We’ve all used calculators with solar cells powering them. These devices never require any battery power and don’t even need to be turned off. Providing there’s enough light, they just go on and on, working day to day, week to week. Perhaps you’ve also noticed larger solar panels. Emergency road signs for example. Many street lights are powered by solar these days too. These lights contain batteries which charge in daytime when sunlight shines on the solar cells. During the night, a photoresistor then detects little to no light availability and a circuit board then triggers batteries to power LED lights.
Photovoltaics (photo means light, voltaic means electricity) are now used in much less exotic ways than previously when they were utilized almost exclusively in space to power electrical systems within satellites.
On a bright sunny day, the sun produces approximately 1,000 watts of energy for every square meter of our planet’s surface. Should we be able to harness that amount of energy, we’d be able to power our homes and businesses entirely free of charge.
Here, we will examine solar cells and solar panels and learn exactly how they convert energy from the sun into electricity.
Without getting overly technical with regards to how electricity is produced, let’s focus on the provision of a basic explanation of how solar panels work in order to produce power in the way they do.
Firstly solar panels harness solar energy from the sun in individual solar cells. The energy is then transferred to an inverter which converts it to electricity, suitable for use in your home.
A semiconductor material such as silicon absorbs particles of light when the sun shines on the photovoltaic cells (PV cells) within solar panels. Particles of electricity (electrons) which are negatively charged, begin to flow through the solar cells in a single direction, which means that a current is created. The solar panels are constructed from a series of interconnected cells.
Solar panels create direct current (DC) electricity. Our homes do not run on DC power, they run on AC, and this is what makes a solar inverter necessary. The inverter changes DC to AC or alternating current. Any excess AC which is not used is sent to the electric grid and is then credited to your account, providing your utility company offers this facility - most utility companies in Massachusetts do.
Nevertheless, if you prefer to live completely free of the grid, you can if you so wish use a backup generator should your solar supplies be running low. There is an alternative however. The second stand-alone system can come from batteries. Batteries though can add a hefty price and take a lot of maintenance.
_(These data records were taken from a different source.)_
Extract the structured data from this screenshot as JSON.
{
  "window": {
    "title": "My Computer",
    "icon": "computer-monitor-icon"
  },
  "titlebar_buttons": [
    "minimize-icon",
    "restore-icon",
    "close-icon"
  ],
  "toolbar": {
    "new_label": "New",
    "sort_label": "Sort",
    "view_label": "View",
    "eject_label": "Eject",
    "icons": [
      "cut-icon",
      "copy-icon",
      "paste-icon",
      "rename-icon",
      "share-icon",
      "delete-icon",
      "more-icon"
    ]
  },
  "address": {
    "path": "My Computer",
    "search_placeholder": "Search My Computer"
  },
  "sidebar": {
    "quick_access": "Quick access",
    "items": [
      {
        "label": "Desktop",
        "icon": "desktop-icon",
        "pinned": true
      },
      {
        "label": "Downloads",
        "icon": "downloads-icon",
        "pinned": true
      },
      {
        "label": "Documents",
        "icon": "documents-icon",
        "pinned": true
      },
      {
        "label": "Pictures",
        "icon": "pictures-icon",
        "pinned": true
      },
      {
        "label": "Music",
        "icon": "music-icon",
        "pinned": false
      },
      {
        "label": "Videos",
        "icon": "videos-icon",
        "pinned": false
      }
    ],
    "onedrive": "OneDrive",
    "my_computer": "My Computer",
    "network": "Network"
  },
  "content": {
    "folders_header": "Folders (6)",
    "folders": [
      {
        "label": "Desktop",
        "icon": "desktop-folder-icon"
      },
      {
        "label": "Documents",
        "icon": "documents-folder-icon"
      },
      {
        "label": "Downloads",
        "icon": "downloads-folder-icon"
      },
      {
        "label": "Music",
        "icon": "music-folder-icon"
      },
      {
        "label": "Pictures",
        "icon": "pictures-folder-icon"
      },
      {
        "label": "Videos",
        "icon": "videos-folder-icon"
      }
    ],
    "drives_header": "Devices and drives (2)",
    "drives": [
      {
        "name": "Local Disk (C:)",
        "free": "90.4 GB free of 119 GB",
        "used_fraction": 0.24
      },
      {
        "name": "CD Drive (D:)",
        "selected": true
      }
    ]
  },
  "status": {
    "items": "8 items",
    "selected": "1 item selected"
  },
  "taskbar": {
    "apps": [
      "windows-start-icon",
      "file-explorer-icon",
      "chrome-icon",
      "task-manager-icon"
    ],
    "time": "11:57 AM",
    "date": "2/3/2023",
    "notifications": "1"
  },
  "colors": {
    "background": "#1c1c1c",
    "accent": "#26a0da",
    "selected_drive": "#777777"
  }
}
The alternative as mentioned is to connect your home to the utility grid. This way, you can purchase power as and when you require it, and sell it back when your system is producing an excess amount to what you require. Do keep in mind though that your own utility company may not be required to participate in this business model and buyback price vary rather a lot from provider to provider. Further, special equipment is needed in order to ensure that the power you have is compatible to the utility company.